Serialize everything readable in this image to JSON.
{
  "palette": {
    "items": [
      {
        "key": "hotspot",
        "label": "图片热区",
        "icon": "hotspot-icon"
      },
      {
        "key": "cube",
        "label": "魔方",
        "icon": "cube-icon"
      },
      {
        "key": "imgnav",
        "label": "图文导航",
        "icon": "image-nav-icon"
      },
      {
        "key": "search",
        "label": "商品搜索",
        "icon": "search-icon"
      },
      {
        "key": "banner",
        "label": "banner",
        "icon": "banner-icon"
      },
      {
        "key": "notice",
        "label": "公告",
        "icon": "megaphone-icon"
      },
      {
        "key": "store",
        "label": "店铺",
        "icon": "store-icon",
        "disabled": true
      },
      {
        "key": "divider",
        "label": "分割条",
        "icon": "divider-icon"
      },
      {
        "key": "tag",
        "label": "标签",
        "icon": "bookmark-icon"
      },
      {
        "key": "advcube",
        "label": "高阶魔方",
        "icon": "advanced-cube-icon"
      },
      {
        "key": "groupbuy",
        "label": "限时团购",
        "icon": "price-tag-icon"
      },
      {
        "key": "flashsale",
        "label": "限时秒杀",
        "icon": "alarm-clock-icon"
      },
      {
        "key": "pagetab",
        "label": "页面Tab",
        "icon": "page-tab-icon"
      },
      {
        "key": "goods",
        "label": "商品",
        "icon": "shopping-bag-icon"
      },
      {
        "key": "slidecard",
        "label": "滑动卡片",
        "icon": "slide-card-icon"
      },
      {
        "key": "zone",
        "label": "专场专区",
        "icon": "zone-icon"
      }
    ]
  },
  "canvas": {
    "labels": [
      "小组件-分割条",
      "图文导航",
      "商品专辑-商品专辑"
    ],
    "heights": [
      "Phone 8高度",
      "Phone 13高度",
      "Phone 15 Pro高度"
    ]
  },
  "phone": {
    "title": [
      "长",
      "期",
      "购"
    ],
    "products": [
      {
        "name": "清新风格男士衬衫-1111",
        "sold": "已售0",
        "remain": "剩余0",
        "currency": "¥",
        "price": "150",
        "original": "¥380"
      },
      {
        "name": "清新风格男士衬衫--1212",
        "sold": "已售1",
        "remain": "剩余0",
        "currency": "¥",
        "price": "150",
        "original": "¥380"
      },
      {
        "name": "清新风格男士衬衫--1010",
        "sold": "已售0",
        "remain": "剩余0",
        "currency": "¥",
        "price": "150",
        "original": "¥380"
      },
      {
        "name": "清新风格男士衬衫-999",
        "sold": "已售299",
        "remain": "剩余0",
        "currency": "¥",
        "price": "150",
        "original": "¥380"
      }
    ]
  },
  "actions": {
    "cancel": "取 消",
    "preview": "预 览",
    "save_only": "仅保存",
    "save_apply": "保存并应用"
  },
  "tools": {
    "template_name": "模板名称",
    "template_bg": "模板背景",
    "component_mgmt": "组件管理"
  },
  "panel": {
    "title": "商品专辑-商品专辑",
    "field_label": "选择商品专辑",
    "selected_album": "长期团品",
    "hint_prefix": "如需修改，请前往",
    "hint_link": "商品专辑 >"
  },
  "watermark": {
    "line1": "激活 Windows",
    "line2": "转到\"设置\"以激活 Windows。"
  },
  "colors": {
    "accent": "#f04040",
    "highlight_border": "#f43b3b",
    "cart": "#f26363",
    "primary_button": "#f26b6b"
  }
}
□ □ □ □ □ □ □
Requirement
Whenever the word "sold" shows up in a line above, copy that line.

Reply to the task
        "sold": "已售0",
        "sold": "已售1",
        "sold": "已售0",
        "sold": "已售299",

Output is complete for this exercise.